- **Exercise**: Print every line below. Match each one exactly.
(Source data begins)
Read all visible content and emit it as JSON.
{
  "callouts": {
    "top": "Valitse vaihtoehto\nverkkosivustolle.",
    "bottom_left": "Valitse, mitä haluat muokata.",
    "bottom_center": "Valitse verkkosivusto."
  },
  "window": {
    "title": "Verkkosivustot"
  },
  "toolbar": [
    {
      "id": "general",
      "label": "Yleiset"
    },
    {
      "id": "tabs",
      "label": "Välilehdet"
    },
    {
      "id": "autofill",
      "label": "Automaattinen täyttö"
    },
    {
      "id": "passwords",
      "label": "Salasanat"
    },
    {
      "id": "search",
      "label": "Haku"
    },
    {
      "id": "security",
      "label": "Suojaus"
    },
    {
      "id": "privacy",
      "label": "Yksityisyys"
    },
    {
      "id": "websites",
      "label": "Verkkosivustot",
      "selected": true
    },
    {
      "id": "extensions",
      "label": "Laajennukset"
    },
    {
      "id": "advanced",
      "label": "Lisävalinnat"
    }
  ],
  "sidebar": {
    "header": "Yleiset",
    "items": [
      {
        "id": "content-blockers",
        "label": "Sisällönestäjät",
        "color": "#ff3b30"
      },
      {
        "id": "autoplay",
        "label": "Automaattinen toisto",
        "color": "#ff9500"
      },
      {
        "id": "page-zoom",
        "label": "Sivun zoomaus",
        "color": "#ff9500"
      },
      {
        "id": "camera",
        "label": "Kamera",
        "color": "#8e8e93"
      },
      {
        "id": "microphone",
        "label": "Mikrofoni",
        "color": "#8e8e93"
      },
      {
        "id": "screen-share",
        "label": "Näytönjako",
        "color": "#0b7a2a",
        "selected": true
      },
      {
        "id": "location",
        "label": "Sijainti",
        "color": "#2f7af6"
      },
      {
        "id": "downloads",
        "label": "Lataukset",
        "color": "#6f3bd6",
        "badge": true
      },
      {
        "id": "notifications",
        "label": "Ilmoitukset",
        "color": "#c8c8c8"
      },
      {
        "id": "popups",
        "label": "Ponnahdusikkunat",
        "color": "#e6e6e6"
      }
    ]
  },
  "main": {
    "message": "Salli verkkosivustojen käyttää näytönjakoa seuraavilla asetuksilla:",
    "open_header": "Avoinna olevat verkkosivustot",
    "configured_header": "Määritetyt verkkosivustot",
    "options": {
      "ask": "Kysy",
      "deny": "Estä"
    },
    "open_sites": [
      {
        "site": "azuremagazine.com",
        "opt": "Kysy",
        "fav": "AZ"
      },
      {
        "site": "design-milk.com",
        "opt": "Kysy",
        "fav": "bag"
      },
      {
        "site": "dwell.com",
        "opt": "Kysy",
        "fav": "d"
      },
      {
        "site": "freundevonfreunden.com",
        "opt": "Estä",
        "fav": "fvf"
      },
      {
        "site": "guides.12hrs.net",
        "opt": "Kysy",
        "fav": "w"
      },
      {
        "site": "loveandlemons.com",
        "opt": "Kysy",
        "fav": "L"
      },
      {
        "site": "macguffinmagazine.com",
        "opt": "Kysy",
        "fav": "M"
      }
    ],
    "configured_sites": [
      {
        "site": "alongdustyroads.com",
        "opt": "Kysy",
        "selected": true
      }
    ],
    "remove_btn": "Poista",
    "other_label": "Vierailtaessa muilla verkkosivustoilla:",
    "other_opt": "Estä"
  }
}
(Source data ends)
- **Your response**:
Read all visible content and emit it as JSON.
{
  "callouts": {
    "top": "Valitse vaihtoehto\nverkkosivustolle.",
    "bottom_left": "Valitse, mitä haluat muokata.",
    "bottom_center": "Valitse verkkosivusto."
  },
  "window": {
    "title": "Verkkosivustot"
  },
  "toolbar": [
    {
      "id": "general",
      "label": "Yleiset"
    },
    {
      "id": "tabs",
      "label": "Välilehdet"
    },
    {
      "id": "autofill",
      "label": "Automaattinen täyttö"
    },
    {
      "id": "passwords",
      "label": "Salasanat"
    },
    {
      "id": "search",
      "label": "Haku"
    },
    {
      "id": "security",
      "label": "Suojaus"
    },
    {
      "id": "privacy",
      "label": "Yksityisyys"
    },
    {
      "id": "websites",
      "label": "Verkkosivustot",
      "selected": true
    },
    {
      "id": "extensions",
      "label": "Laajennukset"
    },
    {
      "id": "advanced",
      "label": "Lisävalinnat"
    }
  ],
  "sidebar": {
    "header": "Yleiset",
    "items": [
      {
        "id": "content-blockers",
        "label": "Sisällönestäjät",
        "color": "#ff3b30"
      },
      {
        "id": "autoplay",
        "label": "Automaattinen toisto",
        "color": "#ff9500"
      },
      {
        "id": "page-zoom",
        "label": "Sivun zoomaus",
        "color": "#ff9500"
      },
      {
        "id": "camera",
        "label": "Kamera",
        "color": "#8e8e93"
      },
      {
        "id": "microphone",
        "label": "Mikrofoni",
        "color": "#8e8e93"
      },
      {
        "id": "screen-share",
        "label": "Näytönjako",
        "color": "#0b7a2a",
        "selected": true
      },
      {
        "id": "location",
        "label": "Sijainti",
        "color": "#2f7af6"
      },
      {
        "id": "downloads",
        "label": "Lataukset",
        "color": "#6f3bd6",
        "badge": true
      },
      {
        "id": "notifications",
        "label": "Ilmoitukset",
        "color": "#c8c8c8"
      },
      {
        "id": "popups",
        "label": "Ponnahdusikkunat",
        "color": "#e6e6e6"
      }
    ]
  },
  "main": {
    "message": "Salli verkkosivustojen käyttää näytönjakoa seuraavilla asetuksilla:",
    "open_header": "Avoinna olevat verkkosivustot",
    "configured_header": "Määritetyt verkkosivustot",
    "options": {
      "ask": "Kysy",
      "deny": "Estä"
    },
    "open_sites": [
      {
        "site": "azuremagazine.com",
        "opt": "Kysy",
        "fav": "AZ"
      },
      {
        "site": "design-milk.com",
        "opt": "Kysy",
        "fav": "bag"
      },
      {
        "site": "dwell.com",
        "opt": "Kysy",
        "fav": "d"
      },
      {
        "site": "freundevonfreunden.com",
        "opt": "Estä",
        "fav": "fvf"
      },
      {
        "site": "guides.12hrs.net",
        "opt": "Kysy",
        "fav": "w"
      },
      {
        "site": "loveandlemons.com",
        "opt": "Kysy",
        "fav": "L"
      },
      {
        "site": "macguffinmagazine.com",
        "opt": "Kysy",
        "fav": "M"
      }
    ],
    "configured_sites": [
      {
        "site": "alongdustyroads.com",
        "opt": "Kysy",
        "selected": true
      }
    ],
    "remove_btn": "Poista",
    "other_label": "Vierailtaessa muilla verkkosivustoilla:",
    "other_opt": "Estä"
  }
}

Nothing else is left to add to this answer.